Have you heard about an inverted yield curve? It gets a lot of attention because of what it often predicts. However, let’s talk about what it means and how to react as an investor.
What is an inverted yield curve?
The Treasury yield curve is a chart that shows yields, also known as interest rates of bonds, on one side and time to maturity on the other axis. So, it’s the plotting of interest rates over time.
Look at the difference between a normal yield and an inverted one.
A normal yield goes up with time.
When it’s inverted, the yield goes down with time. That means long-term interest rates are lower than short-term interest rates.
Think about what’s going on right now in the economy. We have inflation. The cost of almost everything has gone up. You’ve probably noticed it with your daily expenses, like your food budget.
Housing costs are up, and interest rates are high. So, the real estate market has slowed.
Yield Curve 2 to 10 years
The most watched section of the yield curve is from 2 to 10 years.
In the video, Todd Minear shows you that the yield is relatively flat compared to the diagrams above. In December 2022, it started dipping. That’s what’s catching all the attention.
“Recently, though, the 10-year rate closed below the two-year rate, so it's mathematically inverted,” Minear explained.
What does it mean?
An inverted yield curve gets a lot of attention, because it’s predicted past recessions with a high level of confidence.
“So, does that mean a recession is coming? Maybe, maybe not,” explained Todd Minear. “So usually, it takes an amount of time for this to stay inverted before we see the recession.”
Don't panic. Recessions happen 7 to 35 months after a yield curve inversion. So, this is what the press is talking about this inverted part here from two year to 10 year. So what are we going to be doing?
We're also going to be looking at other economic indicators. One of the biggest things we're going to be looking at is the labor market. We're also going to be looking at consumer sentiment and we're going to keep an eye on what the Fed does. So we're keeping an eye on the potential of a recession.

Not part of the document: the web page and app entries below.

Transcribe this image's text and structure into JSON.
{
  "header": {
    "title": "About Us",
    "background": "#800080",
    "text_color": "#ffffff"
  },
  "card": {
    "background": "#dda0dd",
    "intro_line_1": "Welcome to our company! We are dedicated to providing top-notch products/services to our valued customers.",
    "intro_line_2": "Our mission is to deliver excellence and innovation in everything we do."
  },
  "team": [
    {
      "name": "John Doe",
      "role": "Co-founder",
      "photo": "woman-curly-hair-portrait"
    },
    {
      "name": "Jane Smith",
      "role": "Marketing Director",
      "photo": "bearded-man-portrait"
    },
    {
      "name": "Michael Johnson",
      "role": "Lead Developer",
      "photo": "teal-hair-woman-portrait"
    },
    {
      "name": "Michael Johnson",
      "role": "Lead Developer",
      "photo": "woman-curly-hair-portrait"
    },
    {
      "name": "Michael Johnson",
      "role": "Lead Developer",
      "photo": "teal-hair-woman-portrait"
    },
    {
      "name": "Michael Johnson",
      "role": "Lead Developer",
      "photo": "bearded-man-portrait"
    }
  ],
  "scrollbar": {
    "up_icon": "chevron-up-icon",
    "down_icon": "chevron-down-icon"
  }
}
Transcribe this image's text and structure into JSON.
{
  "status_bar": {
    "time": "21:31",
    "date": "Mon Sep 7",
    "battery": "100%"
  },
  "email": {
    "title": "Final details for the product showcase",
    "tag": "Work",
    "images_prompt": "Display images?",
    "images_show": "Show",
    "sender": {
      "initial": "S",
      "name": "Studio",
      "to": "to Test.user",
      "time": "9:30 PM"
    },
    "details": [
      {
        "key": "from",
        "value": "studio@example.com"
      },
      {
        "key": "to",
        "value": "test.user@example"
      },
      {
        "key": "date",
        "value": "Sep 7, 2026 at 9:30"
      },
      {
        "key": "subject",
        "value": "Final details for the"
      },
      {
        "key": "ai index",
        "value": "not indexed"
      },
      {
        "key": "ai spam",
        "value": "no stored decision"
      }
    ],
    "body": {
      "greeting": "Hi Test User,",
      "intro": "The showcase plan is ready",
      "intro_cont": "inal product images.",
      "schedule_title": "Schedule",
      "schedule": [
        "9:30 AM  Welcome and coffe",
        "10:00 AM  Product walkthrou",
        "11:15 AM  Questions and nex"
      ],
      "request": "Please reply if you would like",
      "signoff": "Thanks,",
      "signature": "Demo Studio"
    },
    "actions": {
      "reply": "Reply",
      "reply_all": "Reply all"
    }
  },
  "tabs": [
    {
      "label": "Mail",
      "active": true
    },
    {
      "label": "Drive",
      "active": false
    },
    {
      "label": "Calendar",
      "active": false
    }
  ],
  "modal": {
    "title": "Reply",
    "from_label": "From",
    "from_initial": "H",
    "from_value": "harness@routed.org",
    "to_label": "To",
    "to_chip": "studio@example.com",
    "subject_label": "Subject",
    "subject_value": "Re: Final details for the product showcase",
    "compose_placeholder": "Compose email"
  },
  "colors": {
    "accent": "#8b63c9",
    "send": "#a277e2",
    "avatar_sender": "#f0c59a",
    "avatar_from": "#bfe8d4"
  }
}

Remember, you’re a long-term investor.
We’re always available at Open Road Wealth Management if you have any questions.